Quarry: Seldom Realized Review

Confined spaces bring emotions to a boil, but the air is cleared in the latest Quarry episode.

This Quarry review contains spoilers.

Quarry Season 1, Episode 4

The nuances of the characters in Quarry as well as the authenticity of their emotions and reactions are really where this show shines, even when compared to the beautiful cinematography and skillfully presented historical context. Whether looking at Joni’s feelings of abandonment, Mac’s overwhelming regret, or Suggs’ tenacious self-preservation, every detail only enriches the tapestry. But with the shocking ending, viewers are left wondering — in a good way — “Now what?”

As safehouses go, a hotel in Arkansas should have been foolproof, as Mac’s reassurances to Joni professed. If not for Joni calling in sick, they would have been safe… but for how long? In the end it was good to have the bait to draw Suggs in for the kill as close a call as it was. More interesting, though, was the use of the hotel as a backdrop for the airing of grievances between Joni and Mac, which unfolded in a particularly realistic, hot-and-cold fashion.

Ad – content continues below

Only a couple with the level of intimacy these two share could go from changing bandages and eating potato skins and corn niblets to shouting cruel insults in explosive arguments. It fits perfectly with their situation given that they were thrown together by Joni’s abduction and subsequent rescue, but they are still worlds apart because of Joni’s affair and Mac’s massive secret.

Take the Den of Geek 2016 Reader Survey for a Chance to Win a $100 Amazon Voucher Right Here!

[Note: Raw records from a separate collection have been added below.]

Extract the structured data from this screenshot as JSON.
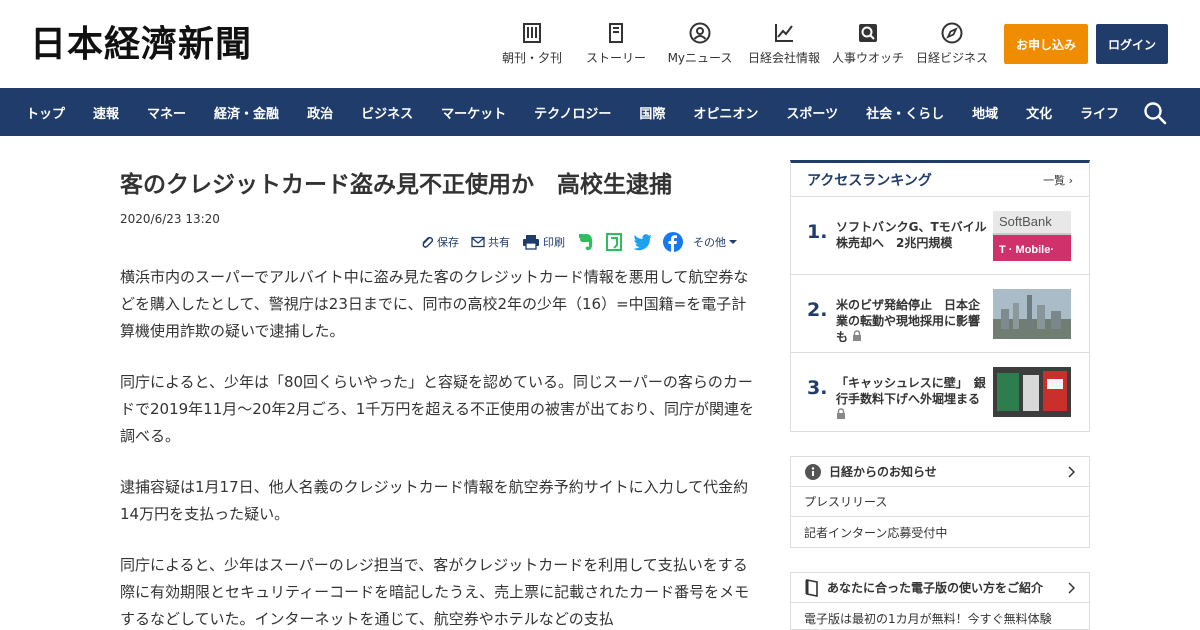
{
  "header": {
    "logo": "日本経濟新聞",
    "icons": [
      {
        "label": "朝刊・夕刊",
        "icon": "newspaper-icon"
      },
      {
        "label": "ストーリー",
        "icon": "book-icon"
      },
      {
        "label": "Myニュース",
        "icon": "user-icon"
      },
      {
        "label": "日経会社情報",
        "icon": "chart-icon"
      },
      {
        "label": "人事ウオッチ",
        "icon": "person-search-icon"
      },
      {
        "label": "日経ビジネス",
        "icon": "compass-icon"
      }
    ],
    "apply_label": "お申し込み",
    "login_label": "ログイン"
  },
  "nav": {
    "items": [
      "トップ",
      "速報",
      "マネー",
      "経済・金融",
      "政治",
      "ビジネス",
      "マーケット",
      "テクノロジー",
      "国際",
      "オピニオン",
      "スポーツ",
      "社会・くらし",
      "地域",
      "文化",
      "ライフ"
    ]
  },
  "article": {
    "title": "客のクレジットカード盗み見不正使用か　高校生逮捕",
    "date": "2020/6/23 13:20",
    "share": {
      "save": "保存",
      "share": "共有",
      "print": "印刷",
      "more": "その他"
    },
    "paragraphs": [
      "横浜市内のスーパーでアルバイト中に盗み見た客のクレジットカード情報を悪用して航空券などを購入したとして、警視庁は23日までに、同市の高校2年の少年（16）=中国籍=を電子計算機使用詐欺の疑いで逮捕した。",
      "同庁によると、少年は「80回くらいやった」と容疑を認めている。同じスーパーの客らのカードで2019年11月～20年2月ごろ、1千万円を超える不正使用の被害が出ており、同庁が関連を調べる。",
      "逮捕容疑は1月17日、他人名義のクレジットカード情報を航空券予約サイトに入力して代金約14万円を支払った疑い。",
      "同庁によると、少年はスーパーのレジ担当で、客がクレジットカードを利用して支払いをする際に有効期限とセキュリティーコードを暗記したうえ、売上票に記載されたカード番号をメモするなどしていた。インターネットを通じて、航空券やホテルなどの支払"
    ]
  },
  "ranking": {
    "title": "アクセスランキング",
    "more": "一覧",
    "items": [
      {
        "num": "1.",
        "text": "ソフトバンクG、Tモバイル株売却へ　2兆円規模",
        "locked": false
      },
      {
        "num": "2.",
        "text": "米のビザ発給停止　日本企業の転勤や現地採用に影響も",
        "locked": true
      },
      {
        "num": "3.",
        "text": "「キャッシュレスに壁」　銀行手数料下げへ外堀埋まる",
        "locked": true
      }
    ]
  },
  "notice": {
    "title": "日経からのお知らせ",
    "links": [
      "プレスリリース",
      "記者インターン応募受付中"
    ]
  },
  "ebook": {
    "title": "あなたに合った電子版の使い方をご紹介",
    "link": "電子版は最初の1カ月が無料！今すぐ無料体験"
  },
  "thumb_texts": {
    "softbank": "SoftBank",
    "tmobile": "T · Mobile·"
  },
  "colors": {
    "navy": "#1f3c6b",
    "orange": "#f08c00",
    "twitter": "#1da1f2",
    "facebook": "#1877f2",
    "evernote": "#2dbe60"
  }
}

It’s good to have it all out in the open, frankly. Mac’s anger sprung from an obvious source: Joni’s infidelity. But while he appears to be telling the truth about not having indulged in the services of a prostitute while in Vietnam, his argument that he needed to return to war for another tour because his men needed him isn’t entirely convincing. Joni may appear selfish to some, but her justifiable desire to have a life with Mac cannot be dismissed. The scare of her driving off for a short time illustrated quite nicely, both for Mac and for the audience, the fear she must have felt for years.

The historical parallel presented by the Israeli massacre during the Munich Olympics was also a nice touch. In essence, Mac and Joni are being held hostage in their hotel room by the threat posed by Suggs, and the killing of the Israeli athletes portends the real possibility of death for the couple. Faith in the Broker’s abilities was restored with the discovery that there was a watchful eye on them the whole time: one which saved their lives.

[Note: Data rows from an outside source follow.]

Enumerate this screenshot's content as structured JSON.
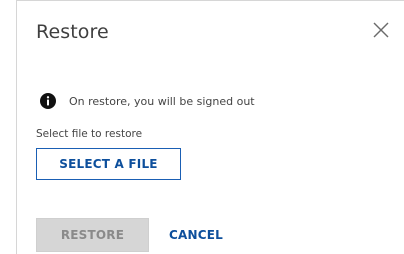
{
  "dialog": {
    "title": "Restore",
    "close_icon": "close-icon",
    "notice": {
      "icon": "info-icon",
      "text": "On restore, you will be signed out"
    },
    "file_label": "Select file to restore",
    "select_file_button": "SELECT A FILE",
    "restore_button": "RESTORE",
    "restore_button_state": "disabled",
    "cancel_button": "CANCEL"
  },
  "colors": {
    "accent": "#0d4f9c",
    "disabled_bg": "#d6d6d6",
    "disabled_text": "#8a8a8a",
    "text": "#444444"
  }
}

Honestly, though, who could have predicted Suggs would swim his way through leech-infested waters with only one good leg? And his ensuing investigation was masterful! Following a clue in the Conway home to Joni’s place of employment, then sweet-talking the receptionist while lifting the phone number to track Joni’s call was impressive. Add to the lessons learned from Quarry: never negotiate the price of criminal services. Both the unscrupulous phone company employee and the gun-runner two weeks ago learned their lesson!

But the surprise of the episode had to be Mac’s complete confession to Joni, appropriately offered once they returned home. For viewers, it was nice to be reminded of the complete tale so far and how Mac was forced down the path to where he now finds himself. For Joni, putting the pieces together to relate the death of Arthur to the pursuit by Suggs must have been a confirmation of her worst fears. How shocking, then, that she accepted it all, including the murder of Cliff!

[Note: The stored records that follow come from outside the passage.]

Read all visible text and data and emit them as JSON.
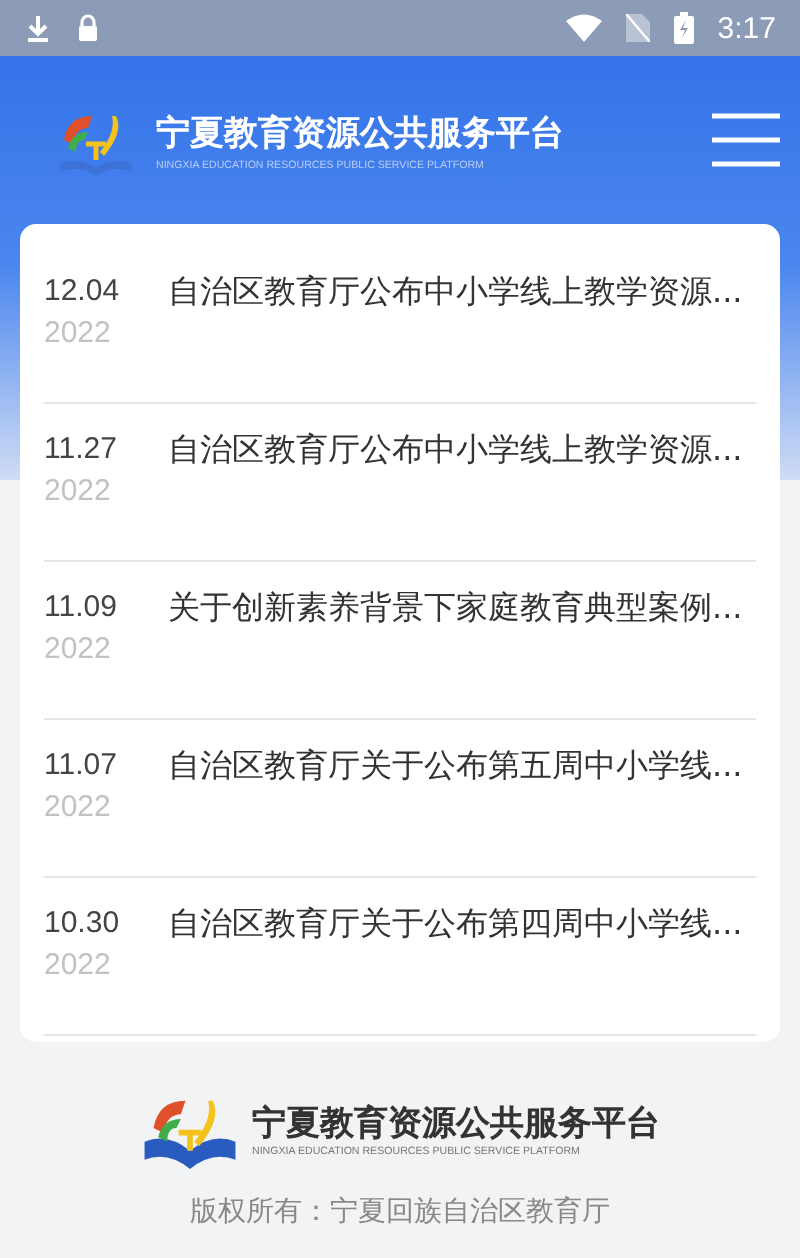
{
  "status_bar": {
    "time": "3:17"
  },
  "header": {
    "title": "宁夏教育资源公共服务平台",
    "subtitle": "NINGXIA EDUCATION RESOURCES PUBLIC SERVICE PLATFORM"
  },
  "news": [
    {
      "date": "12.04",
      "year": "2022",
      "title": "自治区教育厅公布中小学线上教学资源..."
    },
    {
      "date": "11.27",
      "year": "2022",
      "title": "自治区教育厅公布中小学线上教学资源..."
    },
    {
      "date": "11.09",
      "year": "2022",
      "title": "关于创新素养背景下家庭教育典型案例..."
    },
    {
      "date": "11.07",
      "year": "2022",
      "title": "自治区教育厅关于公布第五周中小学线..."
    },
    {
      "date": "10.30",
      "year": "2022",
      "title": "自治区教育厅关于公布第四周中小学线..."
    }
  ],
  "footer": {
    "title": "宁夏教育资源公共服务平台",
    "subtitle": "NINGXIA EDUCATION RESOURCES PUBLIC SERVICE PLATFORM",
    "copyright": "版权所有：宁夏回族自治区教育厅"
  }
}
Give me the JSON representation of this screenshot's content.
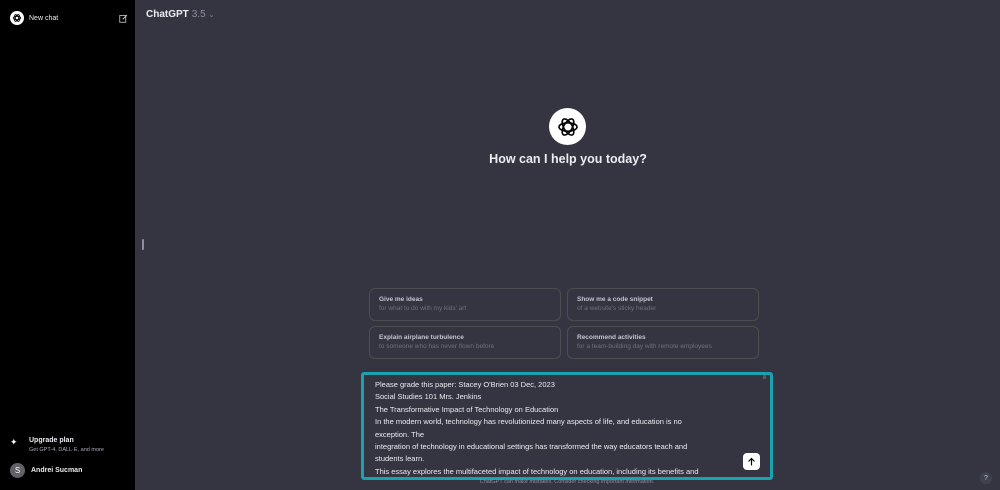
{
  "sidebar": {
    "new_chat": "New chat",
    "upgrade": {
      "title": "Upgrade plan",
      "subtitle": "Get GPT-4, DALL·E, and more"
    },
    "user": {
      "initial": "S",
      "name": "Andrei Sucman"
    }
  },
  "header": {
    "model_name": "ChatGPT",
    "model_version": "3.5",
    "chevron": "⌄"
  },
  "main": {
    "headline": "How can I help you today?",
    "suggestions": [
      {
        "title": "Give me ideas",
        "subtitle": "for what to do with my kids' art"
      },
      {
        "title": "Show me a code snippet",
        "subtitle": "of a website's sticky header"
      },
      {
        "title": "Explain airplane turbulence",
        "subtitle": "to someone who has never flown before"
      },
      {
        "title": "Recommend activities",
        "subtitle": "for a team-building day with remote employees"
      }
    ]
  },
  "composer": {
    "lines": [
      "Please grade this paper:  Stacey O'Brien 03 Dec, 2023",
      "Social Studies 101 Mrs. Jenkins",
      "The Transformative Impact of Technology on Education",
      "In the modern world, technology has revolutionized many aspects of life, and education is no",
      "exception. The",
      "integration of technology in educational settings has transformed the way educators teach and",
      "students learn.",
      "This essay explores the multifaceted impact of technology on education, including its benefits and"
    ]
  },
  "footer": {
    "disclaimer": "ChatGPT can make mistakes. Consider checking important information.",
    "help": "?"
  },
  "colors": {
    "background": "#343541",
    "sidebar": "#000000",
    "focus_ring": "#1ba2b0"
  }
}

Ad – content continues below

Their clasping of hands spoke volumes; Quarry has always done so much with so little. This latest episode feels like a turning point, though, and it’s exciting to think of Mac going on the offensive perhaps with the support of Joni. Or will he attempt to extract himself from or dive even deeper into a life of crime? The possibilities are intriguing, and the coming weeks should prove quite entertaining. Of that there is no doubt.


4.5 out of 5